Page and application data records
===============

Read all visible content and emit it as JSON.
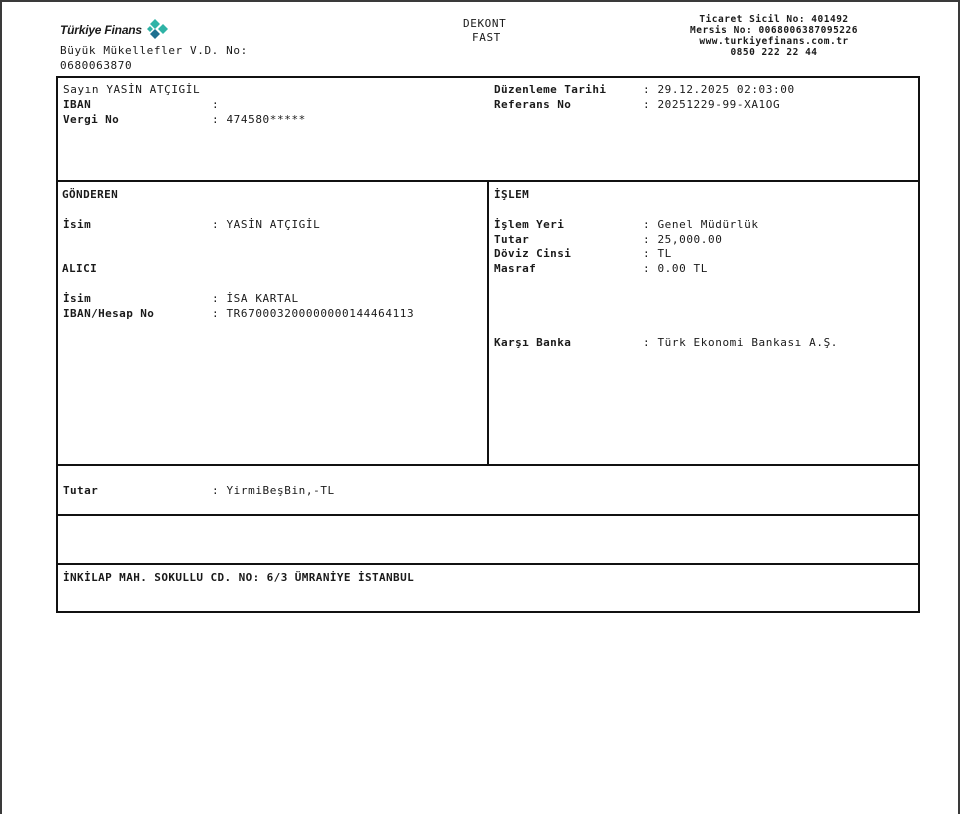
{
  "header": {
    "brand": "Türkiye Finans",
    "tax_office_label": "Büyük Mükellefler V.D. No:",
    "tax_office_no": "0680063870",
    "doc_title": "DEKONT",
    "doc_subtitle": "FAST",
    "trade_registry": "Ticaret Sicil No: 401492",
    "mersis": "Mersis No: 0068006387095226",
    "website": "www.turkiyefinans.com.tr",
    "phone": "0850 222 22 44",
    "logo_colors": [
      "#2fb3a6",
      "#1d6f8f"
    ]
  },
  "customer": {
    "greeting": "Sayın YASİN ATÇIGİL",
    "iban_label": "IBAN",
    "iban_value": ":",
    "tax_label": "Vergi No",
    "tax_value": ": 474580*****",
    "date_label": "Düzenleme Tarihi",
    "date_value": ": 29.12.2025 02:03:00",
    "ref_label": "Referans No",
    "ref_value": ": 20251229-99-XA1OG"
  },
  "sender": {
    "section_title": "GÖNDEREN",
    "name_label": "İsim",
    "name_value": ": YASİN ATÇIGİL"
  },
  "receiver": {
    "section_title": "ALICI",
    "name_label": "İsim",
    "name_value": ": İSA KARTAL",
    "iban_label": "IBAN/Hesap No",
    "iban_value": ": TR670003200000000144464113"
  },
  "transaction": {
    "section_title": "İŞLEM",
    "place_label": "İşlem Yeri",
    "place_value": ": Genel Müdürlük",
    "amount_label": "Tutar",
    "amount_value": ": 25,000.00",
    "currency_label": "Döviz Cinsi",
    "currency_value": ": TL",
    "fee_label": "Masraf",
    "fee_value": ": 0.00 TL",
    "bank_label": "Karşı Banka",
    "bank_value": ": Türk Ekonomi Bankası A.Ş."
  },
  "amount_words": {
    "label": "Tutar",
    "value": ": YirmiBeşBin,-TL"
  },
  "address": "İNKİLAP MAH. SOKULLU CD. NO: 6/3 ÜMRANİYE İSTANBUL"
}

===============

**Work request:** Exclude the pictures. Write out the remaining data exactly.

**Answer below:**
Read all visible content and emit it as JSON.
{
  "header": {
    "brand": "Türkiye Finans",
    "tax_office_label": "Büyük Mükellefler V.D. No:",
    "tax_office_no": "0680063870",
    "doc_title": "DEKONT",
    "doc_subtitle": "FAST",
    "trade_registry": "Ticaret Sicil No: 401492",
    "mersis": "Mersis No: 0068006387095226",
    "website": "www.turkiyefinans.com.tr",
    "phone": "0850 222 22 44",
    "logo_colors": [
      "#2fb3a6",
      "#1d6f8f"
    ]
  },
  "customer": {
    "greeting": "Sayın YASİN ATÇIGİL",
    "iban_label": "IBAN",
    "iban_value": ":",
    "tax_label": "Vergi No",
    "tax_value": ": 474580*****",
    "date_label": "Düzenleme Tarihi",
    "date_value": ": 29.12.2025 02:03:00",
    "ref_label": "Referans No",
    "ref_value": ": 20251229-99-XA1OG"
  },
  "sender": {
    "section_title": "GÖNDEREN",
    "name_label": "İsim",
    "name_value": ": YASİN ATÇIGİL"
  },
  "receiver": {
    "section_title": "ALICI",
    "name_label": "İsim",
    "name_value": ": İSA KARTAL",
    "iban_label": "IBAN/Hesap No",
    "iban_value": ": TR670003200000000144464113"
  },
  "transaction": {
    "section_title": "İŞLEM",
    "place_label": "İşlem Yeri",
    "place_value": ": Genel Müdürlük",
    "amount_label": "Tutar",
    "amount_value": ": 25,000.00",
    "currency_label": "Döviz Cinsi",
    "currency_value": ": TL",
    "fee_label": "Masraf",
    "fee_value": ": 0.00 TL",
    "bank_label": "Karşı Banka",
    "bank_value": ": Türk Ekonomi Bankası A.Ş."
  },
  "amount_words": {
    "label": "Tutar",
    "value": ": YirmiBeşBin,-TL"
  },
  "address": "İNKİLAP MAH. SOKULLU CD. NO: 6/3 ÜMRANİYE İSTANBUL"
}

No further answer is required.